“Why were these people so strict?” and “How did they meet the common provisions of the law?” are questions which have often been asked concerning the old-time Quaker marriages. In reply to the first of these inquiries it may be said, in brief, that when Quakerism arose as a religious institution in England public and private morals were exceedingly corrupt, and to protect both the members and the Society itself no pains were spared by the founders to preserve moral integrity. The second question, however, opens up a broader field and introduces an interesting phase of legislative history, which, from the Iowa point of view, calls for more detailed discussion.
In 1833 the Territory of Michigan passed a law for the benefit of its Quaker inhabitants, which provided that it “shall be lawful for the society called Friends or Quakers…. to solemnize the rites of marriage agreeably to their forms and customs”, accepting at the same time the Quaker procedure of having the intention of such a marriage announced “on two different days of public worship” in lieu of the usual civil license.(418) This law was still in force in Iowa when the Quakers first planted their homes in the Black Hawk Purchase.
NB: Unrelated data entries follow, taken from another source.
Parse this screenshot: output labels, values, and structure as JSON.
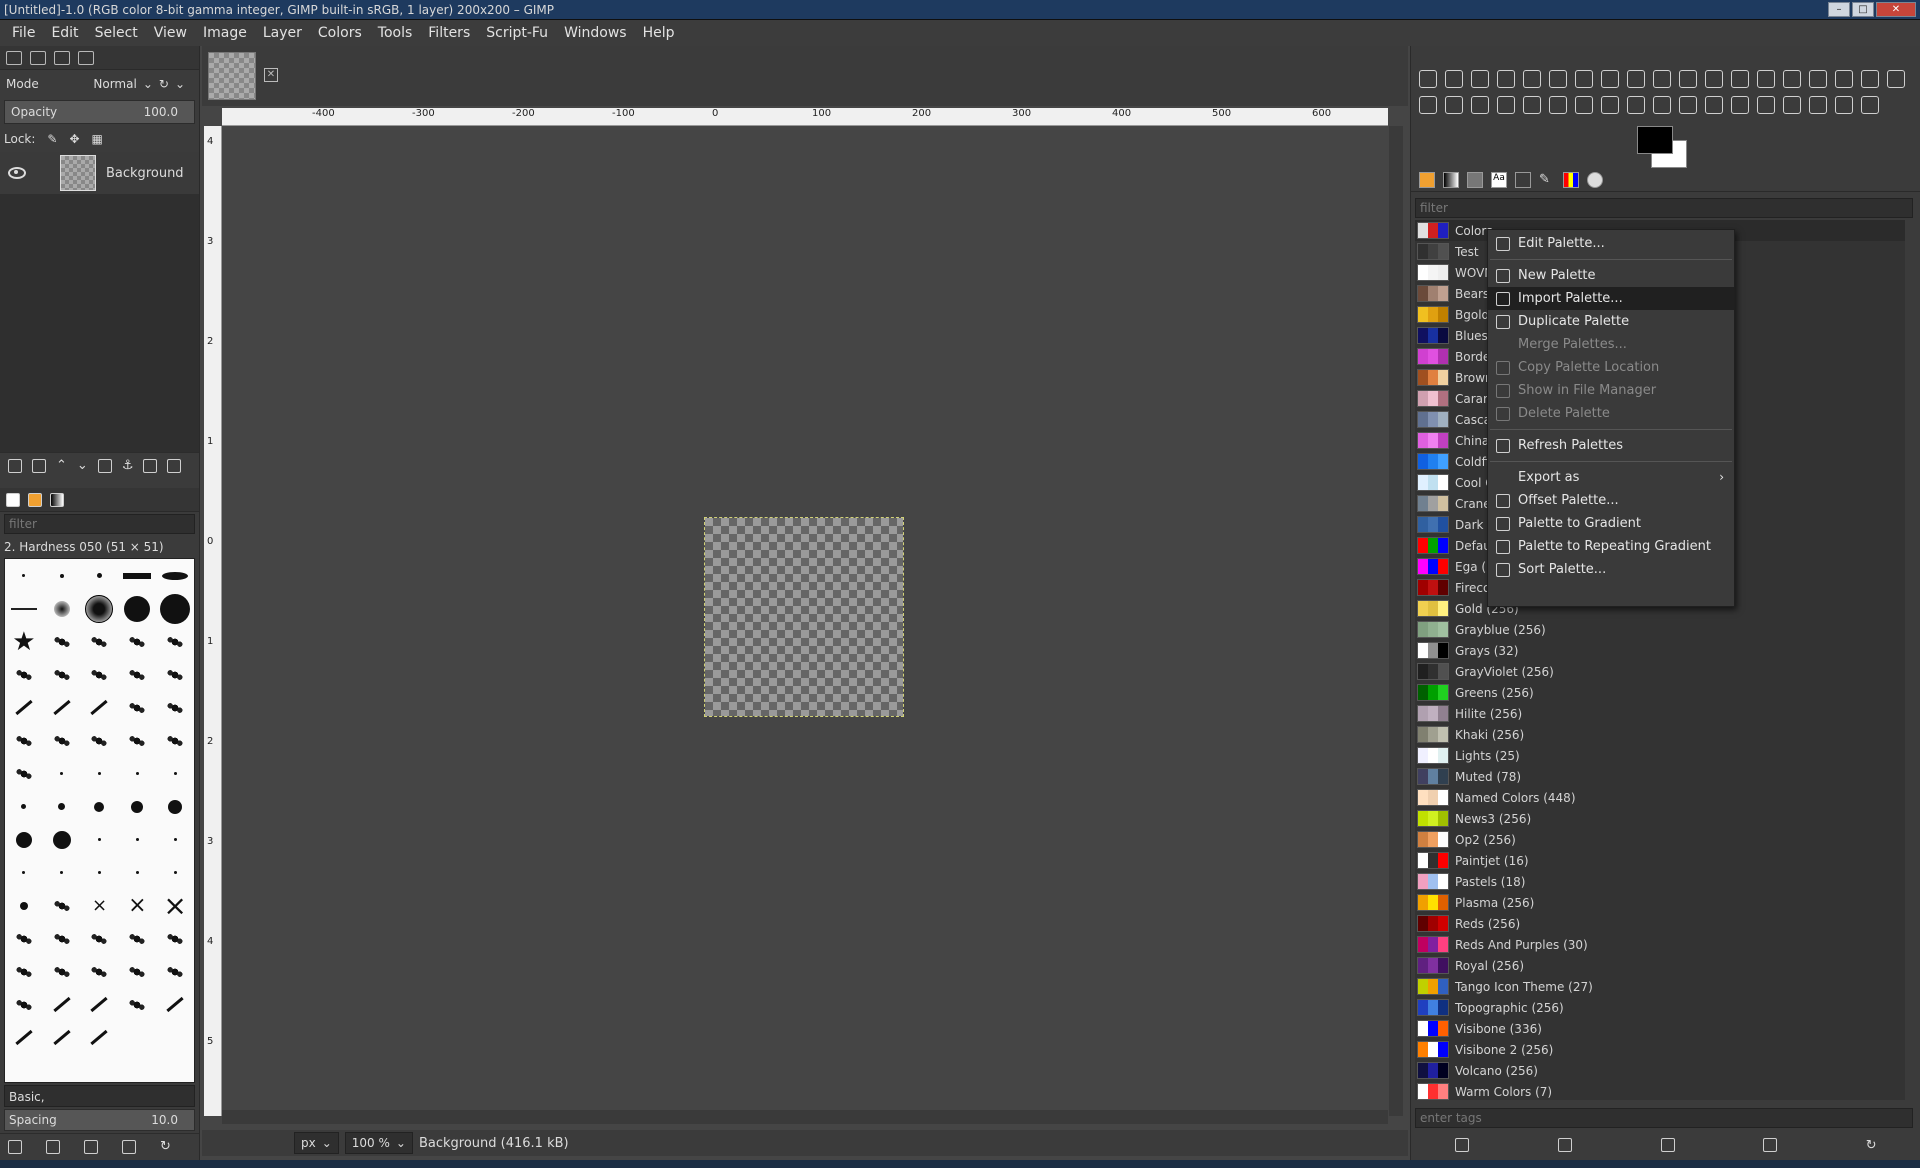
{
  "window": {
    "title": "[Untitled]-1.0 (RGB color 8-bit gamma integer, GIMP built-in sRGB, 1 layer) 200x200 – GIMP"
  },
  "menubar": [
    "File",
    "Edit",
    "Select",
    "View",
    "Image",
    "Layer",
    "Colors",
    "Tools",
    "Filters",
    "Script-Fu",
    "Windows",
    "Help"
  ],
  "layers": {
    "mode_label": "Mode",
    "mode_value": "Normal",
    "opacity_label": "Opacity",
    "opacity_value": "100.0",
    "lock_label": "Lock:",
    "layer_name": "Background"
  },
  "brushes": {
    "filter_placeholder": "filter",
    "current_brush": "2. Hardness 050 (51 × 51)",
    "preset": "Basic,",
    "spacing_label": "Spacing",
    "spacing_value": "10.0"
  },
  "rulers": {
    "horizontal": [
      "-400",
      "-300",
      "-200",
      "-100",
      "0",
      "100",
      "200",
      "300",
      "400",
      "500",
      "600"
    ],
    "vertical": [
      "4",
      "3",
      "2",
      "1",
      "0",
      "1",
      "2",
      "3",
      "4",
      "5"
    ]
  },
  "statusbar": {
    "unit": "px",
    "zoom": "100 %",
    "info": "Background (416.1 kB)"
  },
  "palettes": {
    "filter_placeholder": "filter",
    "tags_placeholder": "enter tags",
    "items": [
      {
        "name": "Colors",
        "colors": [
          "#e0e0e0",
          "#d02020",
          "#2020c0"
        ]
      },
      {
        "name": "Test",
        "colors": [
          "#303030",
          "#404040",
          "#505050"
        ]
      },
      {
        "name": "WOVN",
        "colors": [
          "#ffffff",
          "#f4f4f4",
          "#eeeeee"
        ]
      },
      {
        "name": "Bears",
        "colors": [
          "#6b4a3a",
          "#a08070",
          "#c0a090"
        ]
      },
      {
        "name": "Bgold",
        "colors": [
          "#f0c020",
          "#e0a010",
          "#c08000"
        ]
      },
      {
        "name": "Blues",
        "colors": [
          "#101060",
          "#1830a0",
          "#0a0a40"
        ]
      },
      {
        "name": "Borders",
        "colors": [
          "#d040d0",
          "#e050e0",
          "#b030b0"
        ]
      },
      {
        "name": "Browns",
        "colors": [
          "#a05020",
          "#e08040",
          "#f0d0a0"
        ]
      },
      {
        "name": "Caramel",
        "colors": [
          "#d0a0b0",
          "#f0c0d0",
          "#b07080"
        ]
      },
      {
        "name": "Cascade",
        "colors": [
          "#607090",
          "#8090b0",
          "#a0b0c0"
        ]
      },
      {
        "name": "China",
        "colors": [
          "#e060e0",
          "#f080f0",
          "#c040c0"
        ]
      },
      {
        "name": "Coldfire",
        "colors": [
          "#1060e0",
          "#2080f0",
          "#40a0ff"
        ]
      },
      {
        "name": "Cool Colors",
        "colors": [
          "#e0f0ff",
          "#c0e0f0",
          "#ffffff"
        ]
      },
      {
        "name": "Cranes",
        "colors": [
          "#708090",
          "#a0a0a0",
          "#d0c0a0"
        ]
      },
      {
        "name": "Dark Pastels",
        "colors": [
          "#3060a0",
          "#4070b0",
          "#2050a0"
        ]
      },
      {
        "name": "Default",
        "colors": [
          "#ff0000",
          "#00a000",
          "#0000ff"
        ]
      },
      {
        "name": "Ega (16)",
        "colors": [
          "#ff00ff",
          "#0000ff",
          "#ff0000"
        ]
      },
      {
        "name": "Firecode",
        "colors": [
          "#a00000",
          "#c01010",
          "#600000"
        ]
      },
      {
        "name": "Gold (256)",
        "colors": [
          "#f0d050",
          "#e0c040",
          "#fff080"
        ]
      },
      {
        "name": "Grayblue (256)",
        "colors": [
          "#80a080",
          "#90b090",
          "#a0c0a0"
        ]
      },
      {
        "name": "Grays (32)",
        "colors": [
          "#ffffff",
          "#909090",
          "#000000"
        ]
      },
      {
        "name": "GrayViolet (256)",
        "colors": [
          "#202020",
          "#303030",
          "#505050"
        ]
      },
      {
        "name": "Greens (256)",
        "colors": [
          "#006000",
          "#00a000",
          "#20d020"
        ]
      },
      {
        "name": "Hilite (256)",
        "colors": [
          "#b0a0b0",
          "#c0b0c0",
          "#908090"
        ]
      },
      {
        "name": "Khaki (256)",
        "colors": [
          "#808070",
          "#a0a090",
          "#c0c0b0"
        ]
      },
      {
        "name": "Lights (25)",
        "colors": [
          "#f0f0ff",
          "#ffffff",
          "#e0f0f0"
        ]
      },
      {
        "name": "Muted (78)",
        "colors": [
          "#404060",
          "#6080a0",
          "#304050"
        ]
      },
      {
        "name": "Named Colors (448)",
        "colors": [
          "#ffe0c0",
          "#f0d0b0",
          "#ffffff"
        ]
      },
      {
        "name": "News3 (256)",
        "colors": [
          "#c0e000",
          "#d0f020",
          "#a0c000"
        ]
      },
      {
        "name": "Op2 (256)",
        "colors": [
          "#d08040",
          "#f0a060",
          "#ffffff"
        ]
      },
      {
        "name": "Paintjet (16)",
        "colors": [
          "#ffffff",
          "#303030",
          "#ff0000"
        ]
      },
      {
        "name": "Pastels (18)",
        "colors": [
          "#f0a0c0",
          "#a0c0f0",
          "#ffffff"
        ]
      },
      {
        "name": "Plasma (256)",
        "colors": [
          "#f0a000",
          "#ffe000",
          "#e06000"
        ]
      },
      {
        "name": "Reds (256)",
        "colors": [
          "#600000",
          "#a00000",
          "#d00000"
        ]
      },
      {
        "name": "Reds And Purples (30)",
        "colors": [
          "#c00060",
          "#8020a0",
          "#ff4080"
        ]
      },
      {
        "name": "Royal (256)",
        "colors": [
          "#602080",
          "#8030a0",
          "#401060"
        ]
      },
      {
        "name": "Tango Icon Theme (27)",
        "colors": [
          "#c0d000",
          "#f0a000",
          "#3060c0"
        ]
      },
      {
        "name": "Topographic (256)",
        "colors": [
          "#2040c0",
          "#4080e0",
          "#103080"
        ]
      },
      {
        "name": "Visibone (336)",
        "colors": [
          "#ffffff",
          "#0000ff",
          "#ff6000"
        ]
      },
      {
        "name": "Visibone 2 (256)",
        "colors": [
          "#ff8000",
          "#ffffff",
          "#0000ff"
        ]
      },
      {
        "name": "Volcano (256)",
        "colors": [
          "#101040",
          "#2020a0",
          "#000020"
        ]
      },
      {
        "name": "Warm Colors (7)",
        "colors": [
          "#ffffff",
          "#ff3030",
          "#ff8080"
        ]
      }
    ]
  },
  "context_menu": {
    "items": [
      {
        "label": "Edit Palette...",
        "icon": "edit-icon",
        "disabled": false
      },
      {
        "sep": true
      },
      {
        "label": "New Palette",
        "icon": "new-palette-icon",
        "disabled": false
      },
      {
        "label": "Import Palette...",
        "icon": "import-icon",
        "disabled": false,
        "highlighted": true
      },
      {
        "label": "Duplicate Palette",
        "icon": "duplicate-icon",
        "disabled": false
      },
      {
        "label": "Merge Palettes...",
        "icon": "",
        "disabled": true
      },
      {
        "label": "Copy Palette Location",
        "icon": "copy-location-icon",
        "disabled": true
      },
      {
        "label": "Show in File Manager",
        "icon": "file-manager-icon",
        "disabled": true
      },
      {
        "label": "Delete Palette",
        "icon": "delete-icon",
        "disabled": true
      },
      {
        "sep": true
      },
      {
        "label": "Refresh Palettes",
        "icon": "refresh-icon",
        "disabled": false
      },
      {
        "sep": true
      },
      {
        "label": "Export as",
        "icon": "",
        "disabled": false,
        "submenu": true
      },
      {
        "label": "Offset Palette...",
        "icon": "script-icon",
        "disabled": false
      },
      {
        "label": "Palette to Gradient",
        "icon": "script-icon",
        "disabled": false
      },
      {
        "label": "Palette to Repeating Gradient",
        "icon": "script-icon",
        "disabled": false
      },
      {
        "label": "Sort Palette...",
        "icon": "script-icon",
        "disabled": false
      }
    ]
  },
  "colors": {
    "foreground": "#000000",
    "background": "#ffffff",
    "selection_outline": "#d2d278"
  }
}
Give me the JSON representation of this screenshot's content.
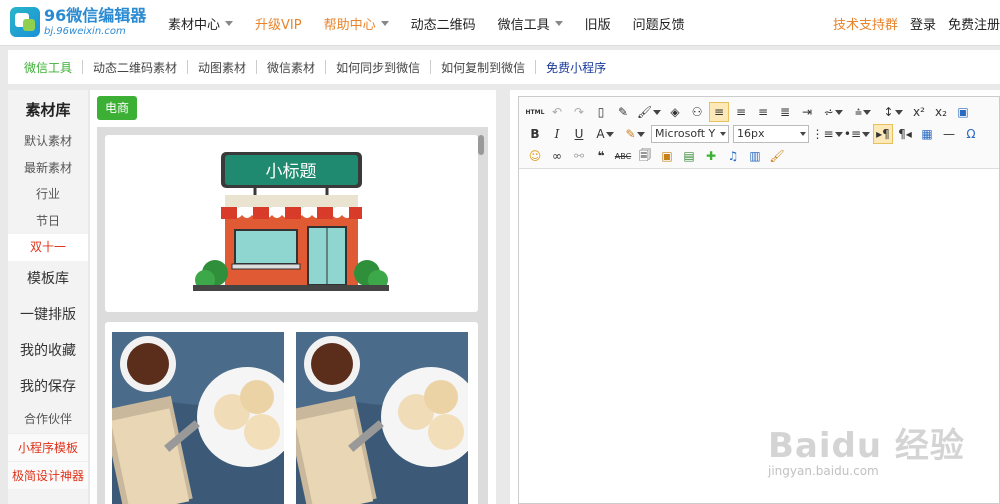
{
  "logo": {
    "title": "96微信编辑器",
    "subtitle": "bj.96weixin.com"
  },
  "topnav": {
    "items": [
      {
        "label": "素材中心",
        "dropdown": true,
        "color": "#222222"
      },
      {
        "label": "升级VIP",
        "dropdown": false,
        "color": "#e8842c"
      },
      {
        "label": "帮助中心",
        "dropdown": true,
        "color": "#e8842c"
      },
      {
        "label": "动态二维码",
        "dropdown": false,
        "color": "#222222"
      },
      {
        "label": "微信工具",
        "dropdown": true,
        "color": "#222222"
      },
      {
        "label": "旧版",
        "dropdown": false,
        "color": "#222222"
      },
      {
        "label": "问题反馈",
        "dropdown": false,
        "color": "#222222"
      }
    ],
    "right": {
      "support": "技术支持群",
      "login": "登录",
      "register": "免费注册"
    }
  },
  "subnav": {
    "items": [
      {
        "label": "微信工具",
        "color": "#3cb034"
      },
      {
        "label": "动态二维码素材",
        "color": "#444444"
      },
      {
        "label": "动图素材",
        "color": "#444444"
      },
      {
        "label": "微信素材",
        "color": "#444444"
      },
      {
        "label": "如何同步到微信",
        "color": "#444444"
      },
      {
        "label": "如何复制到微信",
        "color": "#444444"
      },
      {
        "label": "免费小程序",
        "color": "#1a3b9c"
      }
    ]
  },
  "sidebar": {
    "header": "素材库",
    "sub_items": [
      "默认素材",
      "最新素材",
      "行业",
      "节日",
      "双十一"
    ],
    "active_sub": "双十一",
    "main_items": [
      "模板库",
      "一键排版",
      "我的收藏",
      "我的保存"
    ],
    "small_item": "合作伙伴",
    "red_items": [
      "小程序模板",
      "极简设计神器"
    ]
  },
  "material": {
    "tag": "电商",
    "card_title": "小标题"
  },
  "editor": {
    "font_family": "Microsoft Y",
    "font_size": "16px",
    "html_label": "HTML"
  },
  "watermark": {
    "brand": "Baidu 经验",
    "url": "jingyan.baidu.com"
  }
}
But in 1840 the Iowa Territorial legislature took up the question of marriages, and saw fit to make an addition to these early provisions which required the clerk of the district court, under penalty of fifty dollars fine in case of failure to comply with the law.(419) Jealous of any civil interference, the Iowa Quakers strenuously objected to this innovation. But greater still was their consternation when they found that with the adoption of the Code of 1851 exemption from the necessity of procuring a civil marriage license had been omitted and the right of “solemnizing marriages” alone had been guaranteed to them.(420)
Protest as they might, the Quakers found no relief until the legislature took up the matter in 1868 and passed an act which freed “the members of the Society of Friends from applying for marriage licenses”,(421) and allowed them again to resort to their ancient order of procedure. Then before long there came another revision of the laws of Iowa upon the report of the Code Commission in 1873. In this report all reference to exemption from the necessity of securing a civil marriage license was omitted, just as it had been I the Code of 1851; and so the battle for exemption had to be fought over again. The chief interest centered in the Senate, where the Judiciary Committee, to which the subject had been referred, recommended that the exemption clause in question be reinserted. Much parliamentary procedure followed, with the result that the Quakers were once more exempted.(422) Finally, came the revision of 1897, accompanied with a similar attempt to place the legalization of marriage purely on a civil basis; but again the undertaking failed. In the Code of 1897 may be found the following provision: “The provisions of this chapter [on marriage], so far as they relate to procuring licenses and to the solemnization of marriages, are not applicable to members of any particular denomination having, as such, any particular mode of entering the marriage relation.”(423)